Required work: All of the entries need to be written out again, exactly as they are.
------ Data extract ------
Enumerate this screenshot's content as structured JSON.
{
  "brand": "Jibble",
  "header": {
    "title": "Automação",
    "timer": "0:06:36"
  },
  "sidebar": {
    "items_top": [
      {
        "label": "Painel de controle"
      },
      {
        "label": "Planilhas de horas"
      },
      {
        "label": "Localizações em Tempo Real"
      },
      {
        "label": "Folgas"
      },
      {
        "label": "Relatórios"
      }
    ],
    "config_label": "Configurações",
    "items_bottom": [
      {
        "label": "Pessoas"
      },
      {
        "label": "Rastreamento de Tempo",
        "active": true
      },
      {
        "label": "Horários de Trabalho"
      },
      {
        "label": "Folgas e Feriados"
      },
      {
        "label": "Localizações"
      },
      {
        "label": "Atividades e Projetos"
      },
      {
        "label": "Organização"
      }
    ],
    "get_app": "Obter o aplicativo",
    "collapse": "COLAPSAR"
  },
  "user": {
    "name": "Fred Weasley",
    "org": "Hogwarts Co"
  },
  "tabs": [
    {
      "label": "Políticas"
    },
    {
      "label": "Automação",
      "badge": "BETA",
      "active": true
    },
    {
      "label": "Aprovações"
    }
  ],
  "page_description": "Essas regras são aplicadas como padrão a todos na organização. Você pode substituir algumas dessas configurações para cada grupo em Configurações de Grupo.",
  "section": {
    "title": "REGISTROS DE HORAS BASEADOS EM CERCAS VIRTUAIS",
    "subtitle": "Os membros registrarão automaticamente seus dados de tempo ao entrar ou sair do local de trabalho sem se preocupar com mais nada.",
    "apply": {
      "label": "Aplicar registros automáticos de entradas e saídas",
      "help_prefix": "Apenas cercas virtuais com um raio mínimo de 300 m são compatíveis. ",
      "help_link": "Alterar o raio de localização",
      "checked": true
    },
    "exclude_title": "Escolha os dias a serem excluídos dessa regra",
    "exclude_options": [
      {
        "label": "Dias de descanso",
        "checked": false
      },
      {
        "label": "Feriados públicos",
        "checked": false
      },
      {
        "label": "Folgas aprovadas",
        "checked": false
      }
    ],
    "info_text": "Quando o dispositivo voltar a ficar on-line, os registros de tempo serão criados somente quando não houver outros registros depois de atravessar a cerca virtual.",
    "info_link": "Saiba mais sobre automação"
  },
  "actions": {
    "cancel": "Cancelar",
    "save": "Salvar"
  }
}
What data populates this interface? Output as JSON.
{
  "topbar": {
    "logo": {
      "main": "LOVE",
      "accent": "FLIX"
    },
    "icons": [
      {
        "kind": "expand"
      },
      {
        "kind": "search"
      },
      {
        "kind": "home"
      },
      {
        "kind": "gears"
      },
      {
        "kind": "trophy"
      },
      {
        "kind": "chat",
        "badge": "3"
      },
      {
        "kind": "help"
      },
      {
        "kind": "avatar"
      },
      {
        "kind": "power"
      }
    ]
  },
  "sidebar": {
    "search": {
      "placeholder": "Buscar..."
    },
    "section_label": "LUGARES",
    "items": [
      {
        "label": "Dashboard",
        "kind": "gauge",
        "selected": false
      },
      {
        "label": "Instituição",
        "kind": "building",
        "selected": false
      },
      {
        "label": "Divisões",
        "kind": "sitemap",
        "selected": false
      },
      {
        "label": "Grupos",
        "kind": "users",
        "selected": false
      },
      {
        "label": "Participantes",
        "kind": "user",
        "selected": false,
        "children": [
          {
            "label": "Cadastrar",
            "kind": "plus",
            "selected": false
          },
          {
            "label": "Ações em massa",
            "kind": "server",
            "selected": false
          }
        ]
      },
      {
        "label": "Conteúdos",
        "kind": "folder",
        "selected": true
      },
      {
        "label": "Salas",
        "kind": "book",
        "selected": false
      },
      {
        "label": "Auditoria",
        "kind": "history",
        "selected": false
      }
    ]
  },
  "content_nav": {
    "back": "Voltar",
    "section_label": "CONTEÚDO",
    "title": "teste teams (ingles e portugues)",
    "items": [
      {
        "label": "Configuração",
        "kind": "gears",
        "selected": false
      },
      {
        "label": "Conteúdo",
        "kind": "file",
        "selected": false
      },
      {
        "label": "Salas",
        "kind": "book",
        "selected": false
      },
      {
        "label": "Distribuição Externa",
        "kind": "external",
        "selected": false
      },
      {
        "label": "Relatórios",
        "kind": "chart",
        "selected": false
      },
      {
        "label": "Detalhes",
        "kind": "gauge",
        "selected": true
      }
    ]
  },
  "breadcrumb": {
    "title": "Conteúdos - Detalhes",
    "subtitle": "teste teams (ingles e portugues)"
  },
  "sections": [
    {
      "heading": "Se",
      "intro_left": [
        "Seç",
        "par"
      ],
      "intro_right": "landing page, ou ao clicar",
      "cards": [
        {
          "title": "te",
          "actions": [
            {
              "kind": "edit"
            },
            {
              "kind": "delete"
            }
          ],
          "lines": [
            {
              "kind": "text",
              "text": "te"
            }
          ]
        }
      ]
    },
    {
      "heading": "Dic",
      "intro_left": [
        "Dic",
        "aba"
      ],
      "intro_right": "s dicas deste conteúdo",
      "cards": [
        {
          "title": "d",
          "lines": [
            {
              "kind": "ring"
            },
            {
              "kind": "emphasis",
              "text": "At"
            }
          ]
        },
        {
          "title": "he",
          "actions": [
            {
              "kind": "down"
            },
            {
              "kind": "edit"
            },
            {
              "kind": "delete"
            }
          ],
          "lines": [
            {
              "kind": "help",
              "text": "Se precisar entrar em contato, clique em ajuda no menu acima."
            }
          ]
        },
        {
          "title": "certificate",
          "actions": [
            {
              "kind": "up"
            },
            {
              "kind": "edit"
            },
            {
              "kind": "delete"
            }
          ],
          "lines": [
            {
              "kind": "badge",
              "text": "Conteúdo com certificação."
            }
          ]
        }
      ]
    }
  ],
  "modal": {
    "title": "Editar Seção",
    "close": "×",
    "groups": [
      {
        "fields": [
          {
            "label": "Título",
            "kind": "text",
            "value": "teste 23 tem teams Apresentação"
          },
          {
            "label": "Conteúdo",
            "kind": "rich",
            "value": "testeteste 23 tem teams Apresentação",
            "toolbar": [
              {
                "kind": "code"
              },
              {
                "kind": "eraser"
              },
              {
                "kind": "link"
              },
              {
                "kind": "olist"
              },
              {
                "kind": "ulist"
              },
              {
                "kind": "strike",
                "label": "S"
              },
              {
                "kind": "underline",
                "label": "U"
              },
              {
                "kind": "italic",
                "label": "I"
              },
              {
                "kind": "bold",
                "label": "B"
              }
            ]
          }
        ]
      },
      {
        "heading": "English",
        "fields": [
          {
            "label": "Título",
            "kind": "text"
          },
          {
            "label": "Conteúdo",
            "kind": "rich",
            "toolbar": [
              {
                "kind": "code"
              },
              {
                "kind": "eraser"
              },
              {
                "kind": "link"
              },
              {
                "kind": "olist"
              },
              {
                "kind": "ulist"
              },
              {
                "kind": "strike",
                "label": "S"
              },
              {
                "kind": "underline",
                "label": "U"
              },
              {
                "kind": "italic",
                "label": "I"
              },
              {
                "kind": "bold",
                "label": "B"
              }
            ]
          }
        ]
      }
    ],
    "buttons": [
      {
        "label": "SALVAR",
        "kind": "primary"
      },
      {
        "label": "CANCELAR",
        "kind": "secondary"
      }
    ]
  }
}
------
Your response:
Enumerate this screenshot's content as structured JSON.
{
  "brand": "Jibble",
  "header": {
    "title": "Automação",
    "timer": "0:06:36"
  },
  "sidebar": {
    "items_top": [
      {
        "label": "Painel de controle"
      },
      {
        "label": "Planilhas de horas"
      },
      {
        "label": "Localizações em Tempo Real"
      },
      {
        "label": "Folgas"
      },
      {
        "label": "Relatórios"
      }
    ],
    "config_label": "Configurações",
    "items_bottom": [
      {
        "label": "Pessoas"
      },
      {
        "label": "Rastreamento de Tempo",
        "active": true
      },
      {
        "label": "Horários de Trabalho"
      },
      {
        "label": "Folgas e Feriados"
      },
      {
        "label": "Localizações"
      },
      {
        "label": "Atividades e Projetos"
      },
      {
        "label": "Organização"
      }
    ],
    "get_app": "Obter o aplicativo",
    "collapse": "COLAPSAR"
  },
  "user": {
    "name": "Fred Weasley",
    "org": "Hogwarts Co"
  },
  "tabs": [
    {
      "label": "Políticas"
    },
    {
      "label": "Automação",
      "badge": "BETA",
      "active": true
    },
    {
      "label": "Aprovações"
    }
  ],
  "page_description": "Essas regras são aplicadas como padrão a todos na organização. Você pode substituir algumas dessas configurações para cada grupo em Configurações de Grupo.",
  "section": {
    "title": "REGISTROS DE HORAS BASEADOS EM CERCAS VIRTUAIS",
    "subtitle": "Os membros registrarão automaticamente seus dados de tempo ao entrar ou sair do local de trabalho sem se preocupar com mais nada.",
    "apply": {
      "label": "Aplicar registros automáticos de entradas e saídas",
      "help_prefix": "Apenas cercas virtuais com um raio mínimo de 300 m são compatíveis. ",
      "help_link": "Alterar o raio de localização",
      "checked": true
    },
    "exclude_title": "Escolha os dias a serem excluídos dessa regra",
    "exclude_options": [
      {
        "label": "Dias de descanso",
        "checked": false
      },
      {
        "label": "Feriados públicos",
        "checked": false
      },
      {
        "label": "Folgas aprovadas",
        "checked": false
      }
    ],
    "info_text": "Quando o dispositivo voltar a ficar on-line, os registros de tempo serão criados somente quando não houver outros registros depois de atravessar a cerca virtual.",
    "info_link": "Saiba mais sobre automação"
  },
  "actions": {
    "cancel": "Cancelar",
    "save": "Salvar"
  }
}
What data populates this interface? Output as JSON.
{
  "topbar": {
    "logo": {
      "main": "LOVE",
      "accent": "FLIX"
    },
    "icons": [
      {
        "kind": "expand"
      },
      {
        "kind": "search"
      },
      {
        "kind": "home"
      },
      {
        "kind": "gears"
      },
      {
        "kind": "trophy"
      },
      {
        "kind": "chat",
        "badge": "3"
      },
      {
        "kind": "help"
      },
      {
        "kind": "avatar"
      },
      {
        "kind": "power"
      }
    ]
  },
  "sidebar": {
    "search": {
      "placeholder": "Buscar..."
    },
    "section_label": "LUGARES",
    "items": [
      {
        "label": "Dashboard",
        "kind": "gauge",
        "selected": false
      },
      {
        "label": "Instituição",
        "kind": "building",
        "selected": false
      },
      {
        "label": "Divisões",
        "kind": "sitemap",
        "selected": false
      },
      {
        "label": "Grupos",
        "kind": "users",
        "selected": false
      },
      {
        "label": "Participantes",
        "kind": "user",
        "selected": false,
        "children": [
          {
            "label": "Cadastrar",
            "kind": "plus",
            "selected": false
          },
          {
            "label": "Ações em massa",
            "kind": "server",
            "selected": false
          }
        ]
      },
      {
        "label": "Conteúdos",
        "kind": "folder",
        "selected": true
      },
      {
        "label": "Salas",
        "kind": "book",
        "selected": false
      },
      {
        "label": "Auditoria",
        "kind": "history",
        "selected": false
      }
    ]
  },
  "content_nav": {
    "back": "Voltar",
    "section_label": "CONTEÚDO",
    "title": "teste teams (ingles e portugues)",
    "items": [
      {
        "label": "Configuração",
        "kind": "gears",
        "selected": false
      },
      {
        "label": "Conteúdo",
        "kind": "file",
        "selected": false
      },
      {
        "label": "Salas",
        "kind": "book",
        "selected": false
      },
      {
        "label": "Distribuição Externa",
        "kind": "external",
        "selected": false
      },
      {
        "label": "Relatórios",
        "kind": "chart",
        "selected": false
      },
      {
        "label": "Detalhes",
        "kind": "gauge",
        "selected": true
      }
    ]
  },
  "breadcrumb": {
    "title": "Conteúdos - Detalhes",
    "subtitle": "teste teams (ingles e portugues)"
  },
  "sections": [
    {
      "heading": "Se",
      "intro_left": [
        "Seç",
        "par"
      ],
      "intro_right": "landing page, ou ao clicar",
      "cards": [
        {
          "title": "te",
          "actions": [
            {
              "kind": "edit"
            },
            {
              "kind": "delete"
            }
          ],
          "lines": [
            {
              "kind": "text",
              "text": "te"
            }
          ]
        }
      ]
    },
    {
      "heading": "Dic",
      "intro_left": [
        "Dic",
        "aba"
      ],
      "intro_right": "s dicas deste conteúdo",
      "cards": [
        {
          "title": "d",
          "lines": [
            {
              "kind": "ring"
            },
            {
              "kind": "emphasis",
              "text": "At"
            }
          ]
        },
        {
          "title": "he",
          "actions": [
            {
              "kind": "down"
            },
            {
              "kind": "edit"
            },
            {
              "kind": "delete"
            }
          ],
          "lines": [
            {
              "kind": "help",
              "text": "Se precisar entrar em contato, clique em ajuda no menu acima."
            }
          ]
        },
        {
          "title": "certificate",
          "actions": [
            {
              "kind": "up"
            },
            {
              "kind": "edit"
            },
            {
              "kind": "delete"
            }
          ],
          "lines": [
            {
              "kind": "badge",
              "text": "Conteúdo com certificação."
            }
          ]
        }
      ]
    }
  ],
  "modal": {
    "title": "Editar Seção",
    "close": "×",
    "groups": [
      {
        "fields": [
          {
            "label": "Título",
            "kind": "text",
            "value": "teste 23 tem teams Apresentação"
          },
          {
            "label": "Conteúdo",
            "kind": "rich",
            "value": "testeteste 23 tem teams Apresentação",
            "toolbar": [
              {
                "kind": "code"
              },
              {
                "kind": "eraser"
              },
              {
                "kind": "link"
              },
              {
                "kind": "olist"
              },
              {
                "kind": "ulist"
              },
              {
                "kind": "strike",
                "label": "S"
              },
              {
                "kind": "underline",
                "label": "U"
              },
              {
                "kind": "italic",
                "label": "I"
              },
              {
                "kind": "bold",
                "label": "B"
              }
            ]
          }
        ]
      },
      {
        "heading": "English",
        "fields": [
          {
            "label": "Título",
            "kind": "text"
          },
          {
            "label": "Conteúdo",
            "kind": "rich",
            "toolbar": [
              {
                "kind": "code"
              },
              {
                "kind": "eraser"
              },
              {
                "kind": "link"
              },
              {
                "kind": "olist"
              },
              {
                "kind": "ulist"
              },
              {
                "kind": "strike",
                "label": "S"
              },
              {
                "kind": "underline",
                "label": "U"
              },
              {
                "kind": "italic",
                "label": "I"
              },
              {
                "kind": "bold",
                "label": "B"
              }
            ]
          }
        ]
      }
    ],
    "buttons": [
      {
        "label": "SALVAR",
        "kind": "primary"
      },
      {
        "label": "CANCELAR",
        "kind": "secondary"
      }
    ]
  }
}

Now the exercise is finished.